Some faculties believed they found a loophole in the remote invigilation software ban that let them still use Proctorio.
The Sauder School of Business initially told faculty that they could still use Proctorio if they disabled its video functions, but later retracted its announcement.
The March 17 decision banned remote invigilation tools which use automated recording and algorithmic analysis, except where required for accreditation purposes — leaving faculties searching for alternate methods for remote invigilation.
Students had voiced concerns about the software since the beginning of the pandemic. But some faculty senators opposed the ban, saying they would need more time and resources to rework exams.

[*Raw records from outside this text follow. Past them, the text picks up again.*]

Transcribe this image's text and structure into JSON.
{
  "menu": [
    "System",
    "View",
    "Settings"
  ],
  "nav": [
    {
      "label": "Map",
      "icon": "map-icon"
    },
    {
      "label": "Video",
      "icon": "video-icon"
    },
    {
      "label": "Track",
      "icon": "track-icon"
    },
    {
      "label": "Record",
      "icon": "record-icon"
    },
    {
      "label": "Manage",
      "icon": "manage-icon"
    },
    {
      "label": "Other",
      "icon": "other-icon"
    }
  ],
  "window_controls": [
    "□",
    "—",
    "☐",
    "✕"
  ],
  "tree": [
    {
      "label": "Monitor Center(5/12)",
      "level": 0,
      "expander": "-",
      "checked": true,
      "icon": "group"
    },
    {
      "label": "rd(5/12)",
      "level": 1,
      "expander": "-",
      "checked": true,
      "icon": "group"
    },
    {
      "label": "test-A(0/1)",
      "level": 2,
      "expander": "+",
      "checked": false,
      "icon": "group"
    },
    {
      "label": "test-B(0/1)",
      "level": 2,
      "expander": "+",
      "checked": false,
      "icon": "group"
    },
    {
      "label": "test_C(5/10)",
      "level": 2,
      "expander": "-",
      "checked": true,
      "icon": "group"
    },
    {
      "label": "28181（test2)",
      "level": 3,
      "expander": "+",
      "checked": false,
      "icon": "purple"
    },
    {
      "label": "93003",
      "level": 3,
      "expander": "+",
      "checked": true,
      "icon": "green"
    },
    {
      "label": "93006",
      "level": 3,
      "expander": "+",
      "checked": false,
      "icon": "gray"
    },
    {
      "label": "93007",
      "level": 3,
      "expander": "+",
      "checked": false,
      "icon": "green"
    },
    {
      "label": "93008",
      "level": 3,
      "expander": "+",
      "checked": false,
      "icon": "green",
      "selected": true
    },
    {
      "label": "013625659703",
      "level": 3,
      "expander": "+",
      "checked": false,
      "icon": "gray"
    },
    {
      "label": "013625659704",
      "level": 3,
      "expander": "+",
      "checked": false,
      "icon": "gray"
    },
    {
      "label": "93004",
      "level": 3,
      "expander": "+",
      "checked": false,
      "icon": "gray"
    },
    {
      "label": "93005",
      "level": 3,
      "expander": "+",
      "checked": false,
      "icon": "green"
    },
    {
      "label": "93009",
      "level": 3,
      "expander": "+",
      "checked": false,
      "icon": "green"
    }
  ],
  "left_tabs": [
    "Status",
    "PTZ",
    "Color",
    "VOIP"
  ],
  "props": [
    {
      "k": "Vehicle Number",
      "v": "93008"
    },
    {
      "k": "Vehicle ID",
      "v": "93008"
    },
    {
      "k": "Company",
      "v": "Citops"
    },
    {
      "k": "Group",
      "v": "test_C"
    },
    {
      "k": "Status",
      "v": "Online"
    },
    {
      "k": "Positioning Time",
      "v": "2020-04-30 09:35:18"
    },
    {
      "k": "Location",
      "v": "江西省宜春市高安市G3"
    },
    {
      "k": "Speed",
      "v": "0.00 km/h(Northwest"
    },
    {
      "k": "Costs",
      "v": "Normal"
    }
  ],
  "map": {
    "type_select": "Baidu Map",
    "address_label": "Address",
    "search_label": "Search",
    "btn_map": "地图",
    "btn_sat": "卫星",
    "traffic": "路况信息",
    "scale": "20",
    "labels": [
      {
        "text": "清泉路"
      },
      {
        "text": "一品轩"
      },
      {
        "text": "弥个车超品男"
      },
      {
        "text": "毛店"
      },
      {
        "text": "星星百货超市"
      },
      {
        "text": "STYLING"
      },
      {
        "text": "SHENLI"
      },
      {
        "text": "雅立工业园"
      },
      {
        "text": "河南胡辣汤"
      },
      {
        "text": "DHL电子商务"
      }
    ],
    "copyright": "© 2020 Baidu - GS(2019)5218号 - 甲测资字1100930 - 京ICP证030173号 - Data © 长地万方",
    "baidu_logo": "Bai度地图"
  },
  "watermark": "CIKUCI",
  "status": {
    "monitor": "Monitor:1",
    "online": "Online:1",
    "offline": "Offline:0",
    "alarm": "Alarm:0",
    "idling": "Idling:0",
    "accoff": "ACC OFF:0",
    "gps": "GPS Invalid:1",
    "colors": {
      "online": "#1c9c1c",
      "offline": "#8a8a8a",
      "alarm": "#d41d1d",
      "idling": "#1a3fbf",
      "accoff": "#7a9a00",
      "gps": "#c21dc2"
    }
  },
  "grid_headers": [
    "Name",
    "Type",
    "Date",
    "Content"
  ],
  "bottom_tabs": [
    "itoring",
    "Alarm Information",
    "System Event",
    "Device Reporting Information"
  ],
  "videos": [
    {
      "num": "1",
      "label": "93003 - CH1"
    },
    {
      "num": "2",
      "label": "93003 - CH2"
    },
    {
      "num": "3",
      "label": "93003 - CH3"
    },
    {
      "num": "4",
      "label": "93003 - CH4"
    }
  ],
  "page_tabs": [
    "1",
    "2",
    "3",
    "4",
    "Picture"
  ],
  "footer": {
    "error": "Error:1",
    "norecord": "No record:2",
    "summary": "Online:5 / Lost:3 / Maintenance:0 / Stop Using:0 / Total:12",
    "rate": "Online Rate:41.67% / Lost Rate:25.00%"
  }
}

Dr. Sue Forwell, a senator from the faculty of medicine, said that she was concerned about academic integrity and asked for the date to be postponed. Her amendment was voted down and the motion passed, effective immediately.
However, some faculties thought that they could continue using Proctorio if they turned off its video features. According to Dante Agosti-Moro, co-chair of the Student Senate Caucus, the faculty of commerce told faculty members that the software could be used this way to get around the Senate directive.
Agosti-Moro said that the caucus sent messages to the Senate secretariat, senior academic leadership and commerce leadership, disagreeing with Sauder’s call.
On March 28, Sauder walked back on its announcement in an email, clarifying that the use of Proctorio is not allowed unless for accreditation purposes.
“While I am sympathetic to faculty, I’ve said right from the beginning … that UBC should have no relationship with Proctorio whatsoever, for a multitude of reasons,” said Agosti-Moro.
“First and foremost being the racial implications it has in disproportionately affecting BIPOC students, and also the conduct of Proctorio itself and its business, which is clearly evident by the lawsuit that was filed against Ian Linkletter.”
VP Academic Andrew Szeri said in a statement after the Senate decision that UBC is providing resources to help with the transition.
“Support will be available for instructors through their Faculties, such as providing extra TA resources for alternative methods of invigilation and/or exploring alternate options for final course assessments,” Szeri wrote.
The Centre for Teaching, Learning and Technology will also provide one-on-one consultation support for instructors who had previously been using Proctorio.
Regarding the alternatives to the software, Agosti-Moro said that a combination of Lockdown Browser and Zoom can recreate the same testing environment that Proctorio was designed for.
“While it might cause some challenges for faculty, those challenges can be overcome. And I think the university should do all that it can to support faculty, but the bottom line is that we shouldn’t use that as an excuse to continue to use Proctorio.”